Board assessment is an essential element of good governance, and it is a recommended best practice for public and independent institutions and for related foundations. By establishing a thorough assessment process and a clear plan to address the findings, a board holds itself accountable, demonstrates its commitment to serve the institution, and promotes stronger board performance.
There is a growing expectation that boards of all types will review their performance as a basic governance responsibility.
For example, the boards of publicly traded corporations are now required by NASDAQ regulations to engage in self-assessment. Likewise, most higher education accrediting bodies include board assessment among their self-study criteria. Failure to meet this expectation may jeopardize a college or university’s accreditation status and may allow governance problems to persist or worsen.
Benefits of Board Assessment
While the most obvious purpose of board assessment is to determine how well a board is functioning, there are several other compelling benefits. Board assessment can

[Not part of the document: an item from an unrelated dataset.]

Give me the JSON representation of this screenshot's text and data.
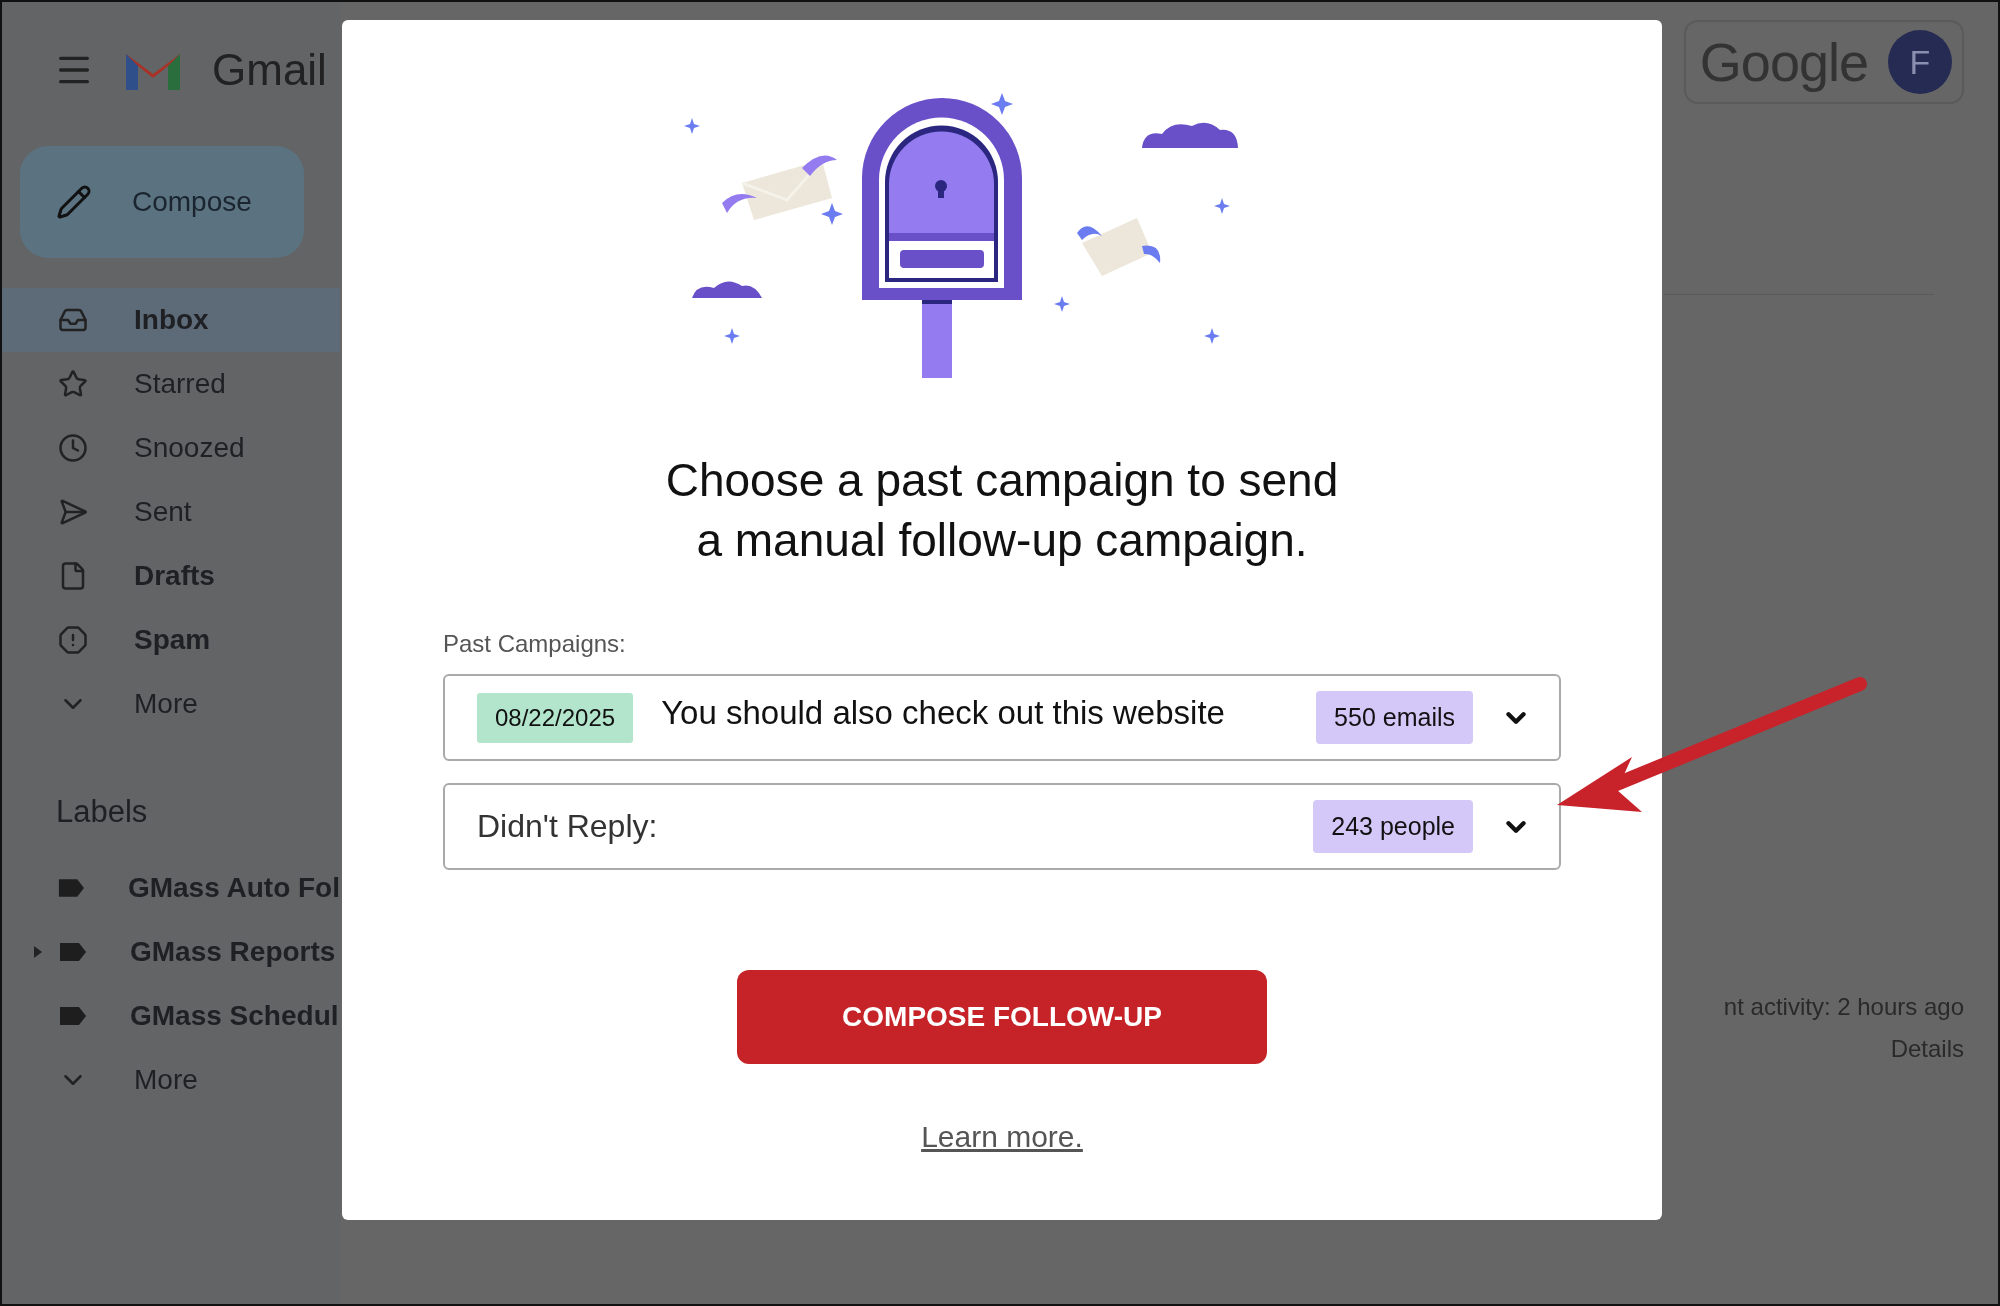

- help members understand their individual and collective responsibilities and boundaries;
- improve relationships among members and with the chief executive;
- clarify mutual expectations;
- enhance member engagement and make more effective use of volunteers’ time;
- help individual board members steer clear of conflicts of interest and other problems;
- help reveal the strengths and challenges of the board’s current culture, group dynamics, and board member behavior;
- encourage the board to reach consensus about its goals and focus on strategic priorities;
- determine whether board organization, structure, and agendas are aligned with strategic priorities;
- identify areas of concern, barriers to success, and new ways to strengthen board effectiveness;
- avoid governance failures and other risks to effective leadership;
- identify needed skills, knowledge, and abilities that can be addressed through future board elections and appointments;
- reveal board policies that are missing or need to be updated; and
- identify issues and topics for continuing board education.
Read more about what to evaluate, when to conduct an assessment, and how to manage the process, in Assessing Board Performance: A Practical Guide for College, University, System, and Foundation Boards.